■ WORK TO COMPLETE
Filter the entries beneath this task, copying only the lines that hold the word "title".

■ SUPPLIED MATERIAL

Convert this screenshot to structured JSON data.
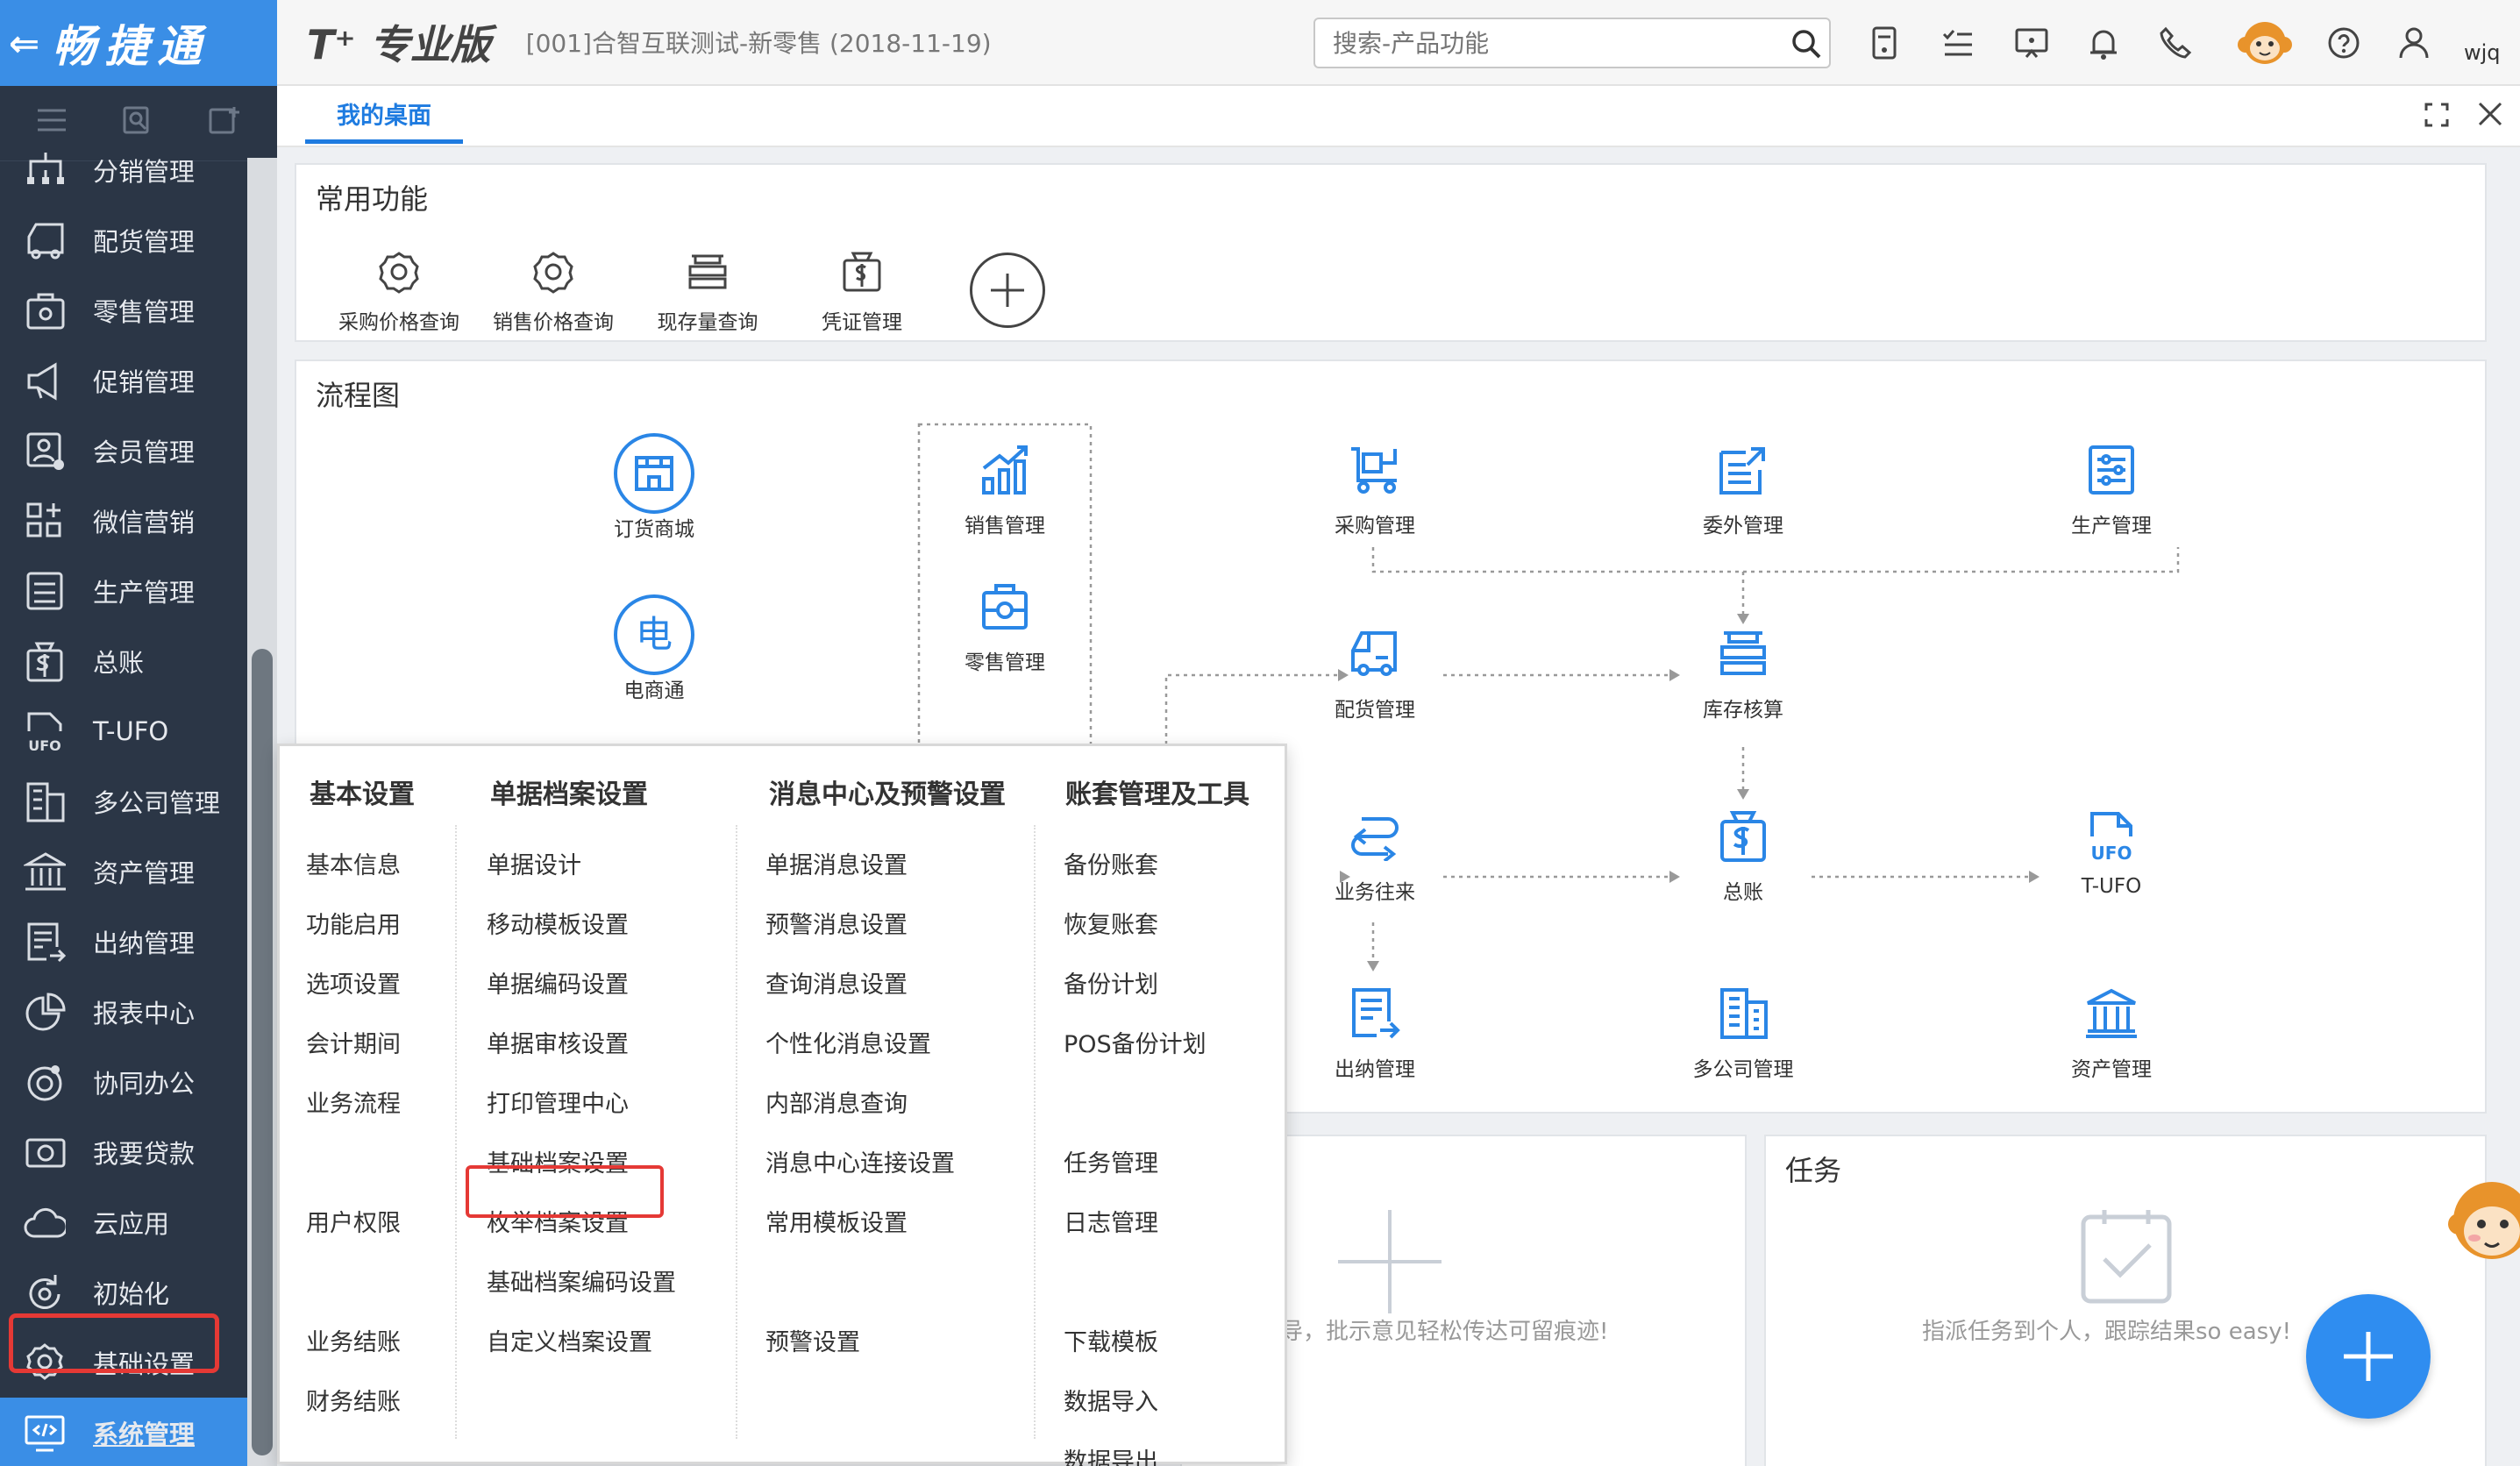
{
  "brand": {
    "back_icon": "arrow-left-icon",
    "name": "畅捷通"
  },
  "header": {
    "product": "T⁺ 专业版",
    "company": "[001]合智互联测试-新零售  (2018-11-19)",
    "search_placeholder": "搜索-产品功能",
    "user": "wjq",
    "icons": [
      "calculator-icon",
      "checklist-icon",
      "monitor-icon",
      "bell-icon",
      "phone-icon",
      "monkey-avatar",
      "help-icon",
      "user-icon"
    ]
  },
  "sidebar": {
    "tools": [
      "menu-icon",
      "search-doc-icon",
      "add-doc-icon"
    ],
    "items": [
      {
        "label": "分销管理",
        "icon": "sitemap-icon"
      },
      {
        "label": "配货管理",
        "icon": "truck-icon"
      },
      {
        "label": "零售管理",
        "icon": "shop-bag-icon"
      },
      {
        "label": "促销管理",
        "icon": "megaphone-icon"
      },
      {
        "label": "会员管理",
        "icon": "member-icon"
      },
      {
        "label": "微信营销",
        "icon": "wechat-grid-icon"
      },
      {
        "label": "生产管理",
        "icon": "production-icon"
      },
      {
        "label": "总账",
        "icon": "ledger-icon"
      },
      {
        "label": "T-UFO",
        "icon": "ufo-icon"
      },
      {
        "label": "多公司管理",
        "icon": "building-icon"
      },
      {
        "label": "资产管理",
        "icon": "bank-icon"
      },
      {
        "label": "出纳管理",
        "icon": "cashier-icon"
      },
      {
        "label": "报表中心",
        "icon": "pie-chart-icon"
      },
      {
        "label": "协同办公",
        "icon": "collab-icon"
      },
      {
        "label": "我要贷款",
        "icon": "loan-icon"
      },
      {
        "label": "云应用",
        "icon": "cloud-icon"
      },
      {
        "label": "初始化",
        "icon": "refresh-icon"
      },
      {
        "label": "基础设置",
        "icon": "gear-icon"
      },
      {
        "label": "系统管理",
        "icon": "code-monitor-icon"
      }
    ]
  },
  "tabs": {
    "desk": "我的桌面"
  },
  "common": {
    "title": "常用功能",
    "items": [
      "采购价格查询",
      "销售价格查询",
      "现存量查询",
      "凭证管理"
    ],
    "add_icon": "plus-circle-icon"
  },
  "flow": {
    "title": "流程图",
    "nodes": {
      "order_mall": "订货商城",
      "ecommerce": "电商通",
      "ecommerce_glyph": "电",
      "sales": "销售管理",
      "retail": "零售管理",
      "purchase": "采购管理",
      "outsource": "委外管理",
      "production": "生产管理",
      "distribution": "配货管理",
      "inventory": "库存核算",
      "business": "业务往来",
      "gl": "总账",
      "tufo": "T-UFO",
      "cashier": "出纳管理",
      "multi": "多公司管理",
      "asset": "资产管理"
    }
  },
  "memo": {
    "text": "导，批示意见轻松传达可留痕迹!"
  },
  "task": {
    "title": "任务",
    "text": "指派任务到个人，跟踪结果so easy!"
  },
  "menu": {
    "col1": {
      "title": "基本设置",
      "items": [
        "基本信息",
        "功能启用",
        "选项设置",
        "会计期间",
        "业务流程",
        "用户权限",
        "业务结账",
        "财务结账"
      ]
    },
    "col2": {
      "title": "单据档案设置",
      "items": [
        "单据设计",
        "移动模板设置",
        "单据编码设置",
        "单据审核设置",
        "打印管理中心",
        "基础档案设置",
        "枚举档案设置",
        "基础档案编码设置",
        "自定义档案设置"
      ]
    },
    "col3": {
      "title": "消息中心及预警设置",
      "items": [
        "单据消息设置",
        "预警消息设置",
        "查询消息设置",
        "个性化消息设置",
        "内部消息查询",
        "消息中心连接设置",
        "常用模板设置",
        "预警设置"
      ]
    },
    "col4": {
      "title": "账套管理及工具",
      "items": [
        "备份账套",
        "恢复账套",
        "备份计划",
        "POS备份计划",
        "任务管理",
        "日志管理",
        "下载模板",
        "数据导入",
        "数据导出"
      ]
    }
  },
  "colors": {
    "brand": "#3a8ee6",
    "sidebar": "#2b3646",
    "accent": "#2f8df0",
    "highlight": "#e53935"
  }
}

■ OUTPUT OF THE TASK
    "title": "常用功能",
    "title": "流程图",
    "title": "任务",
      "title": "基本设置",
      "title": "单据档案设置",
      "title": "消息中心及预警设置",
      "title": "账套管理及工具",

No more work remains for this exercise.